Dataset records:
== == ==

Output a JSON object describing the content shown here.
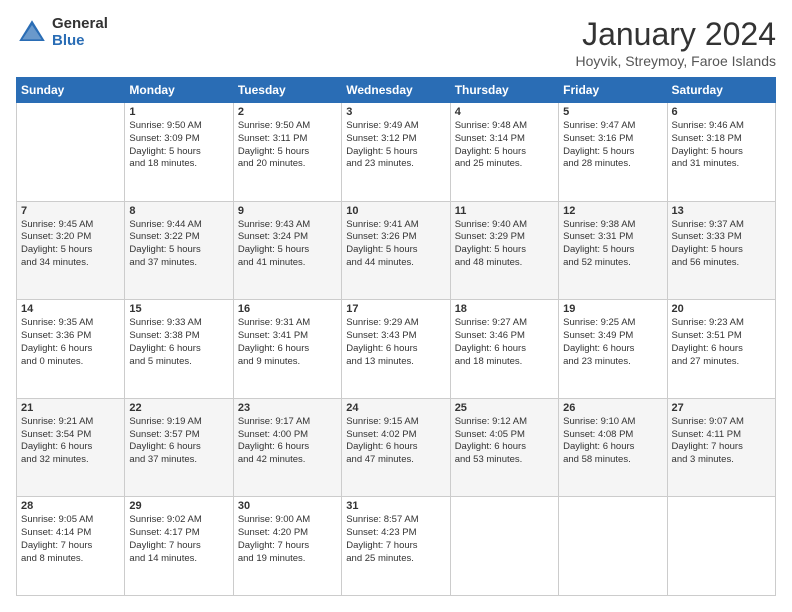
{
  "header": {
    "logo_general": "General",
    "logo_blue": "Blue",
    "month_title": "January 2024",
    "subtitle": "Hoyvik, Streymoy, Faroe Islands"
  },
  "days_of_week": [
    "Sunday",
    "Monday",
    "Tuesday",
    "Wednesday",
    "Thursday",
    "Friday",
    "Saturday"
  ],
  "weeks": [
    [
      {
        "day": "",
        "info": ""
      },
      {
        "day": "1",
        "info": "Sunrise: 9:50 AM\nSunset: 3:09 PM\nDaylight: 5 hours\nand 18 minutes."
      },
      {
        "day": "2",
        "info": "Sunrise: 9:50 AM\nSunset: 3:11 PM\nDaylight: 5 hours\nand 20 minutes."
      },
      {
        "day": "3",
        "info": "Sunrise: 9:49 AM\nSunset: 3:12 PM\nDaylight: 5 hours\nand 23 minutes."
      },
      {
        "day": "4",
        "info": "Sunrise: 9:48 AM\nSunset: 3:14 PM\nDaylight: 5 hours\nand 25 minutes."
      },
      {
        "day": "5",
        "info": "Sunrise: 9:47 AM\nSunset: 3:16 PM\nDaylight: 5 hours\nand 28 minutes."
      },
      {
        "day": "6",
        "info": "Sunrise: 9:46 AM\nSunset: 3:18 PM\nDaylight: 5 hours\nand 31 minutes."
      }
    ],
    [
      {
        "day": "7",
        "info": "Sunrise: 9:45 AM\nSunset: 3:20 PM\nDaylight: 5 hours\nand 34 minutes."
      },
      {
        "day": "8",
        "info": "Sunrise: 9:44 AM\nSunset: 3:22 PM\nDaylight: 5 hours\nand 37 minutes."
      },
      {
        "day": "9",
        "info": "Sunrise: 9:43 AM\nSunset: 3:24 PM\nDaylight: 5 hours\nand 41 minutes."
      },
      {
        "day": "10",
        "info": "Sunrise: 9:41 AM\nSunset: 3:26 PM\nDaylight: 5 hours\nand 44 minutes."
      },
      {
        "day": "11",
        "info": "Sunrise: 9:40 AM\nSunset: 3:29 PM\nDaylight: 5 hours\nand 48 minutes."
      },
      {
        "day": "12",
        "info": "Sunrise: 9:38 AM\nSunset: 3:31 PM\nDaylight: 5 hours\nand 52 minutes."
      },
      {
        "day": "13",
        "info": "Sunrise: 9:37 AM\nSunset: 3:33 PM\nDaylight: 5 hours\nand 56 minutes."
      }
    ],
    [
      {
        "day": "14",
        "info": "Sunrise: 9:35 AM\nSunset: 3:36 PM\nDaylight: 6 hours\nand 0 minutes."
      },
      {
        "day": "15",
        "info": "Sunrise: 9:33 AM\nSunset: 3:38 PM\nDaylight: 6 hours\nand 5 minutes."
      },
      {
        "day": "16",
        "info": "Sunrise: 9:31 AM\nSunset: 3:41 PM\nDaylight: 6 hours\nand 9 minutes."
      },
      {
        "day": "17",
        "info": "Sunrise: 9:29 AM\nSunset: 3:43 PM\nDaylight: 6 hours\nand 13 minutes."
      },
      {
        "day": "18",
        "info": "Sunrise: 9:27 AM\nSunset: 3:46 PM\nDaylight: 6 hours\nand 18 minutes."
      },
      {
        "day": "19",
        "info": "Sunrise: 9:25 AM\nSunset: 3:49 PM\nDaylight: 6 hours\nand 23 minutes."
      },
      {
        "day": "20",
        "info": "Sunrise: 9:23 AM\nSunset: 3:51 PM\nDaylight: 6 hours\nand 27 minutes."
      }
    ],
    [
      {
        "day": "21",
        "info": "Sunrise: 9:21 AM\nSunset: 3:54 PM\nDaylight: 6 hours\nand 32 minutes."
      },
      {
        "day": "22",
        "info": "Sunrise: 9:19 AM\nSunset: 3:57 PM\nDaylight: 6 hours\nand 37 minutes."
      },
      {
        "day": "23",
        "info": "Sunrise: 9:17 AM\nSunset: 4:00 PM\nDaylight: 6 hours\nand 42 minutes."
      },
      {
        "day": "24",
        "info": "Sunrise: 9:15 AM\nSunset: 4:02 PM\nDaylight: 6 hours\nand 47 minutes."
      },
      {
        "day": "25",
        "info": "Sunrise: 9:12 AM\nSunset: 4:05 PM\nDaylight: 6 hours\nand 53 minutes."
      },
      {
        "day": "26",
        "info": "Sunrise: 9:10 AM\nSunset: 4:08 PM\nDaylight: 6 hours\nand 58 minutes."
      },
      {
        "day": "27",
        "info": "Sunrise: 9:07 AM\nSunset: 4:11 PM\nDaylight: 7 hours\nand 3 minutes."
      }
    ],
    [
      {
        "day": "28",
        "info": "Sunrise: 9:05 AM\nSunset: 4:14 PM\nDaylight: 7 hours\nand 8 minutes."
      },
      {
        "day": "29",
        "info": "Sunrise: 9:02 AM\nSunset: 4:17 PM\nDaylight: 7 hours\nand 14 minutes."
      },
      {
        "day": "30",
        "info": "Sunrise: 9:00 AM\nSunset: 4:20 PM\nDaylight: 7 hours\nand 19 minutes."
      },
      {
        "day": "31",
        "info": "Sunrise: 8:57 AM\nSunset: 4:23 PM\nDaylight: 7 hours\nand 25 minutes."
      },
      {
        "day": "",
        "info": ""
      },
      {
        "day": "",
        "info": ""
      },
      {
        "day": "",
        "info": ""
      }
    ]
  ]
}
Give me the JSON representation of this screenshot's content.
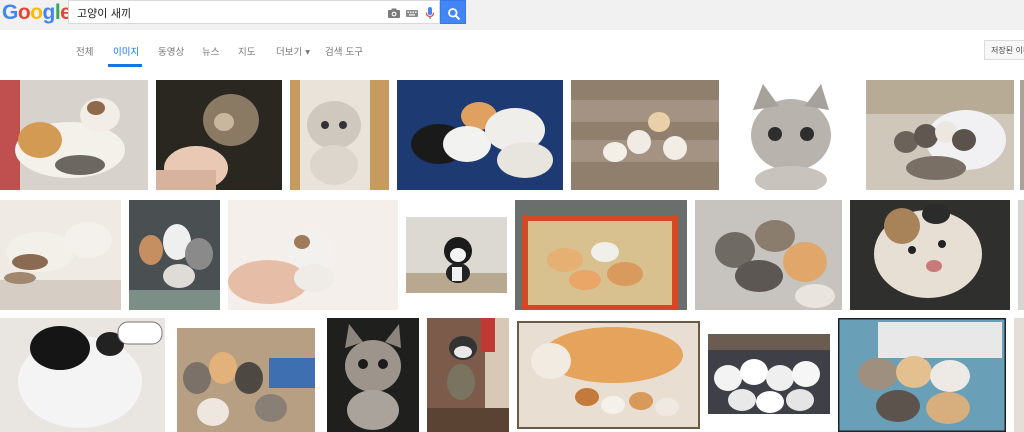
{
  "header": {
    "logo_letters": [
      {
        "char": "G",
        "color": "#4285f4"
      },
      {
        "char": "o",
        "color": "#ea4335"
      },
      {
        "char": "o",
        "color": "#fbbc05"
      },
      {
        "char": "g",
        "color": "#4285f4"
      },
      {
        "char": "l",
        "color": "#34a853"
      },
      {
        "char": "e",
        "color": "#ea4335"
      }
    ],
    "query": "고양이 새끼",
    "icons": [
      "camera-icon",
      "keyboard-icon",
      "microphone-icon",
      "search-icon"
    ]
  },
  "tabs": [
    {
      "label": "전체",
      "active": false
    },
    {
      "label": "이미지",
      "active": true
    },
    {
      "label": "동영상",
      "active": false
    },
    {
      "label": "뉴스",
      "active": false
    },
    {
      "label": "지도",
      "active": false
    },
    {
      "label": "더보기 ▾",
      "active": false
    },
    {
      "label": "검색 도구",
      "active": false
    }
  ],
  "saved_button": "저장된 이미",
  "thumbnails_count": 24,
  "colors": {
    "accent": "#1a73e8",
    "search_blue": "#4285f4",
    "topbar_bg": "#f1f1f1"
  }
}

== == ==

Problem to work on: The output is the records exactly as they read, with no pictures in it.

Solution to this exercise:
Output a JSON object describing the content shown here.
{
  "header": {
    "logo_general": "General",
    "logo_blue": "Blue",
    "month_title": "January 2024",
    "subtitle": "Hoyvik, Streymoy, Faroe Islands"
  },
  "days_of_week": [
    "Sunday",
    "Monday",
    "Tuesday",
    "Wednesday",
    "Thursday",
    "Friday",
    "Saturday"
  ],
  "weeks": [
    [
      {
        "day": "",
        "info": ""
      },
      {
        "day": "1",
        "info": "Sunrise: 9:50 AM\nSunset: 3:09 PM\nDaylight: 5 hours\nand 18 minutes."
      },
      {
        "day": "2",
        "info": "Sunrise: 9:50 AM\nSunset: 3:11 PM\nDaylight: 5 hours\nand 20 minutes."
      },
      {
        "day": "3",
        "info": "Sunrise: 9:49 AM\nSunset: 3:12 PM\nDaylight: 5 hours\nand 23 minutes."
      },
      {
        "day": "4",
        "info": "Sunrise: 9:48 AM\nSunset: 3:14 PM\nDaylight: 5 hours\nand 25 minutes."
      },
      {
        "day": "5",
        "info": "Sunrise: 9:47 AM\nSunset: 3:16 PM\nDaylight: 5 hours\nand 28 minutes."
      },
      {
        "day": "6",
        "info": "Sunrise: 9:46 AM\nSunset: 3:18 PM\nDaylight: 5 hours\nand 31 minutes."
      }
    ],
    [
      {
        "day": "7",
        "info": "Sunrise: 9:45 AM\nSunset: 3:20 PM\nDaylight: 5 hours\nand 34 minutes."
      },
      {
        "day": "8",
        "info": "Sunrise: 9:44 AM\nSunset: 3:22 PM\nDaylight: 5 hours\nand 37 minutes."
      },
      {
        "day": "9",
        "info": "Sunrise: 9:43 AM\nSunset: 3:24 PM\nDaylight: 5 hours\nand 41 minutes."
      },
      {
        "day": "10",
        "info": "Sunrise: 9:41 AM\nSunset: 3:26 PM\nDaylight: 5 hours\nand 44 minutes."
      },
      {
        "day": "11",
        "info": "Sunrise: 9:40 AM\nSunset: 3:29 PM\nDaylight: 5 hours\nand 48 minutes."
      },
      {
        "day": "12",
        "info": "Sunrise: 9:38 AM\nSunset: 3:31 PM\nDaylight: 5 hours\nand 52 minutes."
      },
      {
        "day": "13",
        "info": "Sunrise: 9:37 AM\nSunset: 3:33 PM\nDaylight: 5 hours\nand 56 minutes."
      }
    ],
    [
      {
        "day": "14",
        "info": "Sunrise: 9:35 AM\nSunset: 3:36 PM\nDaylight: 6 hours\nand 0 minutes."
      },
      {
        "day": "15",
        "info": "Sunrise: 9:33 AM\nSunset: 3:38 PM\nDaylight: 6 hours\nand 5 minutes."
      },
      {
        "day": "16",
        "info": "Sunrise: 9:31 AM\nSunset: 3:41 PM\nDaylight: 6 hours\nand 9 minutes."
      },
      {
        "day": "17",
        "info": "Sunrise: 9:29 AM\nSunset: 3:43 PM\nDaylight: 6 hours\nand 13 minutes."
      },
      {
        "day": "18",
        "info": "Sunrise: 9:27 AM\nSunset: 3:46 PM\nDaylight: 6 hours\nand 18 minutes."
      },
      {
        "day": "19",
        "info": "Sunrise: 9:25 AM\nSunset: 3:49 PM\nDaylight: 6 hours\nand 23 minutes."
      },
      {
        "day": "20",
        "info": "Sunrise: 9:23 AM\nSunset: 3:51 PM\nDaylight: 6 hours\nand 27 minutes."
      }
    ],
    [
      {
        "day": "21",
        "info": "Sunrise: 9:21 AM\nSunset: 3:54 PM\nDaylight: 6 hours\nand 32 minutes."
      },
      {
        "day": "22",
        "info": "Sunrise: 9:19 AM\nSunset: 3:57 PM\nDaylight: 6 hours\nand 37 minutes."
      },
      {
        "day": "23",
        "info": "Sunrise: 9:17 AM\nSunset: 4:00 PM\nDaylight: 6 hours\nand 42 minutes."
      },
      {
        "day": "24",
        "info": "Sunrise: 9:15 AM\nSunset: 4:02 PM\nDaylight: 6 hours\nand 47 minutes."
      },
      {
        "day": "25",
        "info": "Sunrise: 9:12 AM\nSunset: 4:05 PM\nDaylight: 6 hours\nand 53 minutes."
      },
      {
        "day": "26",
        "info": "Sunrise: 9:10 AM\nSunset: 4:08 PM\nDaylight: 6 hours\nand 58 minutes."
      },
      {
        "day": "27",
        "info": "Sunrise: 9:07 AM\nSunset: 4:11 PM\nDaylight: 7 hours\nand 3 minutes."
      }
    ],
    [
      {
        "day": "28",
        "info": "Sunrise: 9:05 AM\nSunset: 4:14 PM\nDaylight: 7 hours\nand 8 minutes."
      },
      {
        "day": "29",
        "info": "Sunrise: 9:02 AM\nSunset: 4:17 PM\nDaylight: 7 hours\nand 14 minutes."
      },
      {
        "day": "30",
        "info": "Sunrise: 9:00 AM\nSunset: 4:20 PM\nDaylight: 7 hours\nand 19 minutes."
      },
      {
        "day": "31",
        "info": "Sunrise: 8:57 AM\nSunset: 4:23 PM\nDaylight: 7 hours\nand 25 minutes."
      },
      {
        "day": "",
        "info": ""
      },
      {
        "day": "",
        "info": ""
      },
      {
        "day": "",
        "info": ""
      }
    ]
  ]
}
Give me the JSON representation of this screenshot's content.
{
  "header": {
    "logo_letters": [
      {
        "char": "G",
        "color": "#4285f4"
      },
      {
        "char": "o",
        "color": "#ea4335"
      },
      {
        "char": "o",
        "color": "#fbbc05"
      },
      {
        "char": "g",
        "color": "#4285f4"
      },
      {
        "char": "l",
        "color": "#34a853"
      },
      {
        "char": "e",
        "color": "#ea4335"
      }
    ],
    "query": "고양이 새끼",
    "icons": [
      "camera-icon",
      "keyboard-icon",
      "microphone-icon",
      "search-icon"
    ]
  },
  "tabs": [
    {
      "label": "전체",
      "active": false
    },
    {
      "label": "이미지",
      "active": true
    },
    {
      "label": "동영상",
      "active": false
    },
    {
      "label": "뉴스",
      "active": false
    },
    {
      "label": "지도",
      "active": false
    },
    {
      "label": "더보기 ▾",
      "active": false
    },
    {
      "label": "검색 도구",
      "active": false
    }
  ],
  "saved_button": "저장된 이미",
  "thumbnails_count": 24,
  "colors": {
    "accent": "#1a73e8",
    "search_blue": "#4285f4",
    "topbar_bg": "#f1f1f1"
  }
}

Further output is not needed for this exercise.